Agreeabilia: R. alutaceum, R. anwheiense, R. apodectum, R. bainbridgeanum, R. brachyanthum, R. campanulatum, R. chrysanthum*, R. croceum*, R. dichroanthum, R. dryophyllum, R. elegantulum, R. galactinum, R. hemidartum, R. hodgsonii, R. houlstonii, R. irroratum, R. makinoi, R. metternichii, R. neriiflorum, R. orbiculare, R. planetum, R. praevernum, R. sanguineum, R. uvariifolium, R. vellereum, R. vernicosum, R. wightii.
Salubria: R. adenophorum, R. argyrophyllum, R. bureavii, R. campylocarpum, R. caucasicum, R. decorum, R. degronianum, R. discolor, R. fictolacteum, R. floribundum, R. fortunei, R. haematodes, R. hemsleyanum, R. hyperythrum, R. morii, R. oreodoxa, R. pingianum, R. pseudochrysanthum, R. rex, R. ririei, R. smirnowii, R. strigillosum, R. sutchuenense, R. wardii, R. yakushimanum.
These are all based on my own experience and observations.
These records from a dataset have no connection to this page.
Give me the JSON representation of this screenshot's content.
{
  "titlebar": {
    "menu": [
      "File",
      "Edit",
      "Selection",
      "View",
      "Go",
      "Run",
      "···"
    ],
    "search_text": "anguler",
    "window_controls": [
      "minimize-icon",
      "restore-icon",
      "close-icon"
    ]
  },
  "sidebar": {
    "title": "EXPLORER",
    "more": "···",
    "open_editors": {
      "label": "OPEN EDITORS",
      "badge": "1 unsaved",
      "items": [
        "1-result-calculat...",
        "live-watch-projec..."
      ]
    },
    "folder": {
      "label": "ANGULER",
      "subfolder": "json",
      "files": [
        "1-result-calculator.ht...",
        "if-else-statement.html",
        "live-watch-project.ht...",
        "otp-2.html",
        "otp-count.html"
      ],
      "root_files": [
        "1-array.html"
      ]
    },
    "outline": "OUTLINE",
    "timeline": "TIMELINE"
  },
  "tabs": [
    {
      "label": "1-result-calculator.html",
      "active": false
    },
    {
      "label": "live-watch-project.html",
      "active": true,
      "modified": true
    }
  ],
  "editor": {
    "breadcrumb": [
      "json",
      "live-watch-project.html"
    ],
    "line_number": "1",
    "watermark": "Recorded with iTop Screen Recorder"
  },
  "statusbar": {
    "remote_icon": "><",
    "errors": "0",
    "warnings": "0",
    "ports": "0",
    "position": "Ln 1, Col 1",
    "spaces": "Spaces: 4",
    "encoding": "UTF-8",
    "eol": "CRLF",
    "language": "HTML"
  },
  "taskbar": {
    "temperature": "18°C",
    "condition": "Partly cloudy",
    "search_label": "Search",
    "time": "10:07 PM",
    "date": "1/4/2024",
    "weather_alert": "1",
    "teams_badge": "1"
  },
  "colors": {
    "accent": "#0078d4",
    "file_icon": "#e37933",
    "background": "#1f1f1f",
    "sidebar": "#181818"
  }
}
Others may have different conclusions. Of what use is this? Perhaps none, but owing to its being based on long experience, perhaps this system could be used by individuals starting a species collection. Certainly those of middle age or more would do well to stay away from the Paucibloomia and Reluctantia subsections, unless they can be satisfied with foliage and few flowers. The Susceptabilia and Exasperatia subsections present some goals for which to aim. Successfully growing and flowering these species is a real accomplishment!
The Salubria subsection contains six out of my list of 10 favorite rhododendron species: R. yakushimanum, R. haematodes, R. pseudochrysanthum, R. wardii, R. fortunei and R. strigillosum.
I select these because of their ready flowering with beautiful blooms, their good foliage and their ease of growing. For anyone starting a species collection, they certainly have much to recommend them.
* Editor's Note:
R. didymum is a synonym for R. sanguineum ssp. didymum.
R. repens is a synonym for R. forrestii ssp. forrestii.
R. chrysanthum is a synonym for R. temenium ssp. chrysanthum
R. croceum is a synonym for R. wardii var. wardii
Dave Goheen is author of several Journal articles, including "Rhododendron Collecting on Mr. Kinabalu" (v37:n1), "Some Thoughts on Rhododendron Species" (v42:n4), "The Centennial Azalea" (v39:n3) and "Welcome to the International Species Symposium 1985" (v39:n1).